The second oldest congregations in Bulloch County, Lower Lotts Creek was constituted in 1801. I’m not sure when the present church was constructed. Its historic cemetery is the final resting place of many of the pioneers of this section of Georgia. The photographs that follow are but a small sampling.
Corporal Harmon A. Riggs (5 September 1843 – 27 November 1914) Company C, 47th Georgia Infantry, CSA
The Hollands were a prolific family in early Bulloch County. Their family plot features some of the most interesting headstones in Lower Lotts Creek cemetery.
Henry Holland’s headstone features an anchor, perhaps indicating he was a mariner.

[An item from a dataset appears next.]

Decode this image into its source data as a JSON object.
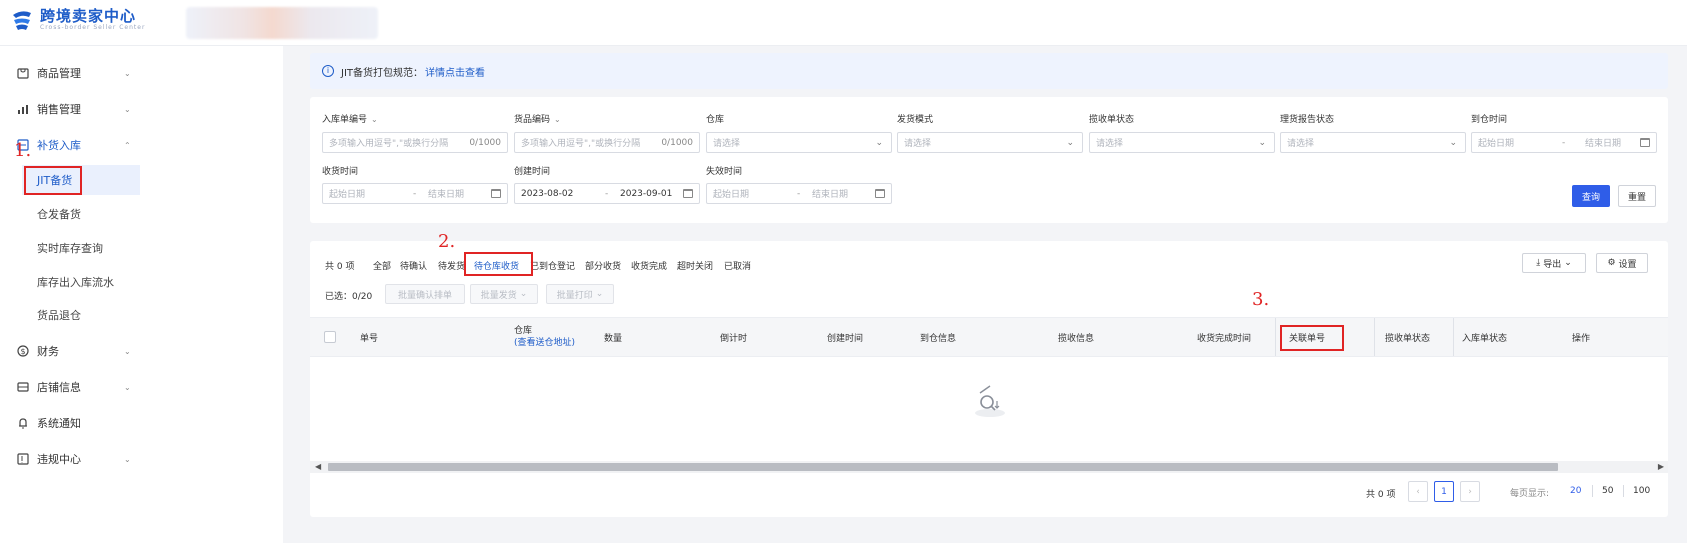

This cenotaph was placed by descendants of Bridger Jones in 1996. It reads: Bridger Jones (1759 – 1819), Son of James Jones and Mary Bridger, a daughter of Robert Bridger who was a grandson of Colonel Joseph Bridger (1628 – 1686), Councilor of State in Virginia to King Charles II of England. Jones served in the American Revolution as a seaman in the Georgia Navy, and later as a cornet in the militia of North Carolina, where his father had moved. His wife was Rachel Barry (1762 – 1830), daughter of James Barry and Mary Noble, daughter of Samuel Noble of Carteret County, N. C. Bridger and Rachel came here in 1806. He was a Justice of the Bulloch County Court (1808 – 1813). Their children were Berry, Mary Rachel, Bridger Jr., John Thomas Briant, Josiah, Bazzell, Buckner, and Ann. After his father’s death, Berry deeded to the church six acres including the graveyard where family members are buried.
As an interesting aside, Ric Stewart writes: Another grave of note in Lotts Creek PBC cemetery is Garret Williams, who didn’t want to be buried. Instead, his family hoisted his coffin in a large oak tree when he died in 1887. A vandal stole his skull, so fifteen years later he was finally buried in the churchyard at Lotts Creek.